But investors and ordinary home buyers alike have been speculating that the easy money will soon come to an end. The timeline provided by Fed Chairman Ben S. Bernanke on Wednesday was intended to address confusion over how the central bank will wean the economy from its support.
“It is important for us to communicate,” he said at a news conference. “We are determined to be as clear as we can, and we hope that you and your listeners and the markets will all be able to follow what we’re saying.”
Stock markets did not seem to like the message. The three major U.S. indexes plunged by more than 1 percent as investors confronted the eventual end of the Fed’s stimulus. The yield on 10-year Treasurys jumped nearly 8 percent amid a sell-off in the bond market. Most of the Fed’s purchases have been government debt.
Bernanke stressed that Fed officials will adjust their timeline for ending the bond purchases to the realities of the recovery. If the economy’s momentum was to evaporate, the Fed could slow or delay the wind-down of bond purchases.

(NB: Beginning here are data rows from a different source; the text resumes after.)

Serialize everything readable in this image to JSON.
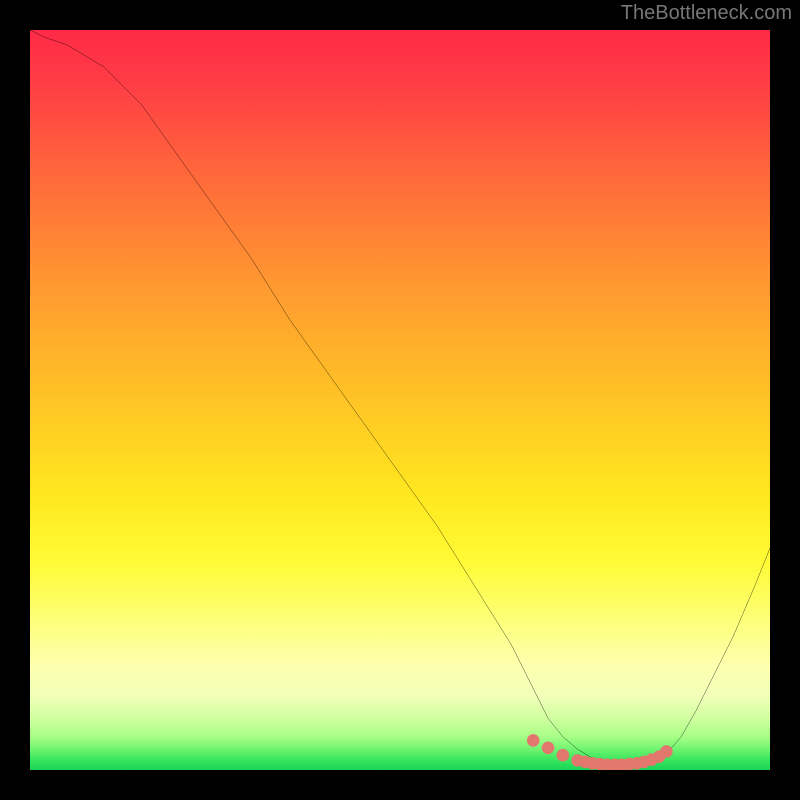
{
  "watermark": "TheBottleneck.com",
  "chart_data": {
    "type": "line",
    "title": "",
    "xlabel": "",
    "ylabel": "",
    "xlim": [
      0,
      100
    ],
    "ylim": [
      0,
      100
    ],
    "series": [
      {
        "name": "curve",
        "x": [
          0,
          2,
          5,
          10,
          15,
          20,
          25,
          30,
          35,
          40,
          45,
          50,
          55,
          60,
          65,
          68,
          70,
          72,
          74,
          76,
          78,
          80,
          82,
          84,
          86,
          88,
          90,
          92,
          95,
          98,
          100
        ],
        "y": [
          100,
          99,
          98,
          95,
          90,
          83,
          76,
          69,
          61,
          54,
          47,
          40,
          33,
          25,
          17,
          11,
          7,
          4.5,
          2.8,
          1.6,
          0.9,
          0.5,
          0.6,
          1.0,
          2.2,
          4.5,
          8,
          12,
          18,
          25,
          30
        ]
      },
      {
        "name": "highlight-dots",
        "x": [
          68,
          70,
          72,
          74,
          75,
          76,
          77,
          78,
          79,
          80,
          81,
          82,
          83,
          84,
          85,
          86
        ],
        "y": [
          4.0,
          3.0,
          2.0,
          1.3,
          1.1,
          0.9,
          0.8,
          0.7,
          0.7,
          0.7,
          0.8,
          0.9,
          1.1,
          1.4,
          1.8,
          2.5
        ]
      }
    ],
    "gradient_stops": [
      {
        "pos": 0,
        "color": "#ff2a47"
      },
      {
        "pos": 8,
        "color": "#ff3f45"
      },
      {
        "pos": 20,
        "color": "#ff6a3a"
      },
      {
        "pos": 35,
        "color": "#ff9a30"
      },
      {
        "pos": 50,
        "color": "#ffc425"
      },
      {
        "pos": 63,
        "color": "#ffe81f"
      },
      {
        "pos": 72,
        "color": "#fffb36"
      },
      {
        "pos": 80,
        "color": "#fdff7a"
      },
      {
        "pos": 86,
        "color": "#feffb0"
      },
      {
        "pos": 90,
        "color": "#f1ffb8"
      },
      {
        "pos": 93,
        "color": "#d0ff9f"
      },
      {
        "pos": 95.5,
        "color": "#a8ff87"
      },
      {
        "pos": 97,
        "color": "#76f573"
      },
      {
        "pos": 98.5,
        "color": "#3de85f"
      },
      {
        "pos": 100,
        "color": "#18d455"
      }
    ],
    "highlight_color": "#e2786d",
    "curve_color": "#000000"
  }
}
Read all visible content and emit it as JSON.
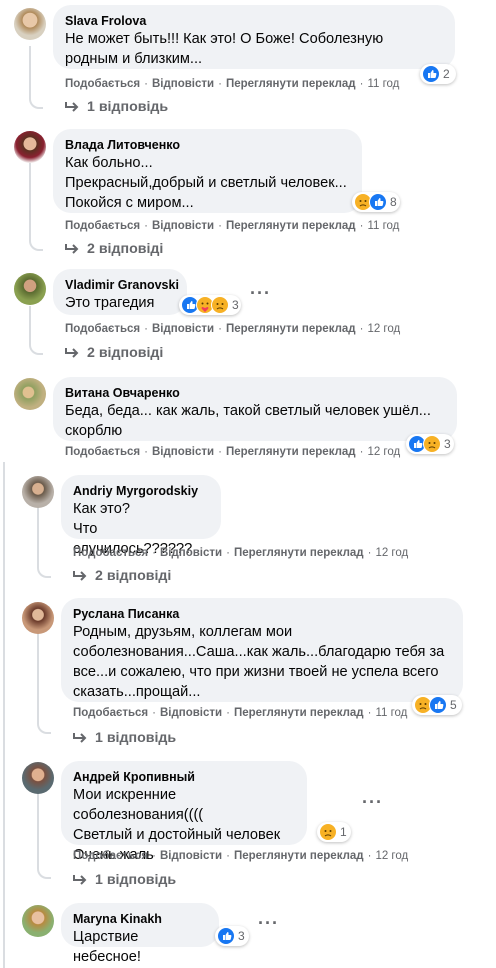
{
  "colors": {
    "like": "#1877f2",
    "sad": "#f7b125",
    "love": "#f33e58",
    "text_secondary": "#65676b",
    "bubble": "#f0f2f5"
  },
  "labels": {
    "like": "Подобається",
    "reply": "Відповісти",
    "translate": "Переглянути переклад"
  },
  "comments": [
    {
      "author": "Slava Frolova",
      "text": "Не может быть!!! Как это! О Боже! Соболезную\nродным и близким...",
      "time": "11 год",
      "reactions": [
        "like-icon"
      ],
      "react_count": "2",
      "replies": "1 відповідь"
    },
    {
      "author": "Влада Литовченко",
      "text": "Как больно...\nПрекрасный,добрый и светлый человек...\nПокойся с миром...",
      "time": "11 год",
      "reactions": [
        "sad-icon",
        "like-icon"
      ],
      "react_count": "8",
      "replies": "2 відповіді"
    },
    {
      "author": "Vladimir Granovski",
      "text": "Это трагедия",
      "time": "12 год",
      "reactions": [
        "like-icon",
        "care-icon",
        "sad-icon"
      ],
      "react_count": "3",
      "replies": "2 відповіді"
    },
    {
      "author": "Витана Овчаренко",
      "text": "Беда, беда... как жаль, такой светлый человек ушёл...\nскорблю",
      "time": "12 год",
      "reactions": [
        "like-icon",
        "sad-icon"
      ],
      "react_count": "3",
      "replies": ""
    },
    {
      "author": "Andriy Myrgorodskiy",
      "text": "Как это?\nЧто случилось??????",
      "time": "12 год",
      "reactions": [],
      "react_count": "",
      "replies": "2 відповіді"
    },
    {
      "author": "Руслана Писанка",
      "text": "Родным, друзьям, коллегам мои\nсоболезнования...Саша...как жаль...благодарю тебя за\nвсе...и сожалею, что при жизни твоей не успела всего\nсказать...прощай...",
      "time": "11 год",
      "reactions": [
        "sad-icon",
        "like-icon"
      ],
      "react_count": "5",
      "replies": "1 відповідь"
    },
    {
      "author": "Андрей Кропивный",
      "text": "Мои искренние соболезнования((((\nСветлый и достойный человек\nОчень жаль",
      "time": "12 год",
      "reactions": [
        "sad-icon"
      ],
      "react_count": "1",
      "replies": "1 відповідь"
    },
    {
      "author": "Maryna Kinakh",
      "text": "Царствие небесное!",
      "time": "",
      "reactions": [
        "like-icon"
      ],
      "react_count": "3",
      "replies": ""
    }
  ]
}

If the recovery was to take off, it could speed up the process.
“Our policy is in no way predetermined and will depend on the incoming data and the outlook,” Bernanke said.
He said he expects the unemployment rate to be about 7 percent when the Fed stops the program, down from the current 7.6 percent and a “substantial improvement” from the 8.1 percent jobless rate when the program began. Bernanke also predicted a pickup in economic growth over the next several quarters.
Overall, the Fed sounded a more optimistic note as it wrapped up its regular policy-
setting meeting in Washington on Wednesday. It pointed out that the risks to the economy have “diminished” since the fall. Bernanke cited the rebounding housing market and the weakening impact from tax hikes and government spending cuts as examples.
The Fed has said that tapering its bond-buying program would not mean it was ending its efforts to stimulate the economy. But the market reaction to Bernanke’s statements Wednesday suggested that investors do not share that view.
“So, in short, we now have more clarity around a policy that has not been definitively laid out but that also has not changed,” said Richard Moody, chief economist at Regions Bank. “It has been, is and will remain all about the evolution of the data.”
The slide in stocks underscored the challenges facing the Fed as it tries to articulate its plans for the future of the stimulus effort, one of the many unconventional tools the central bank has come to rely on since the financial crisis. The Fed has tied the program to improvement in the labor market but until Wednesday had not defined what that meant.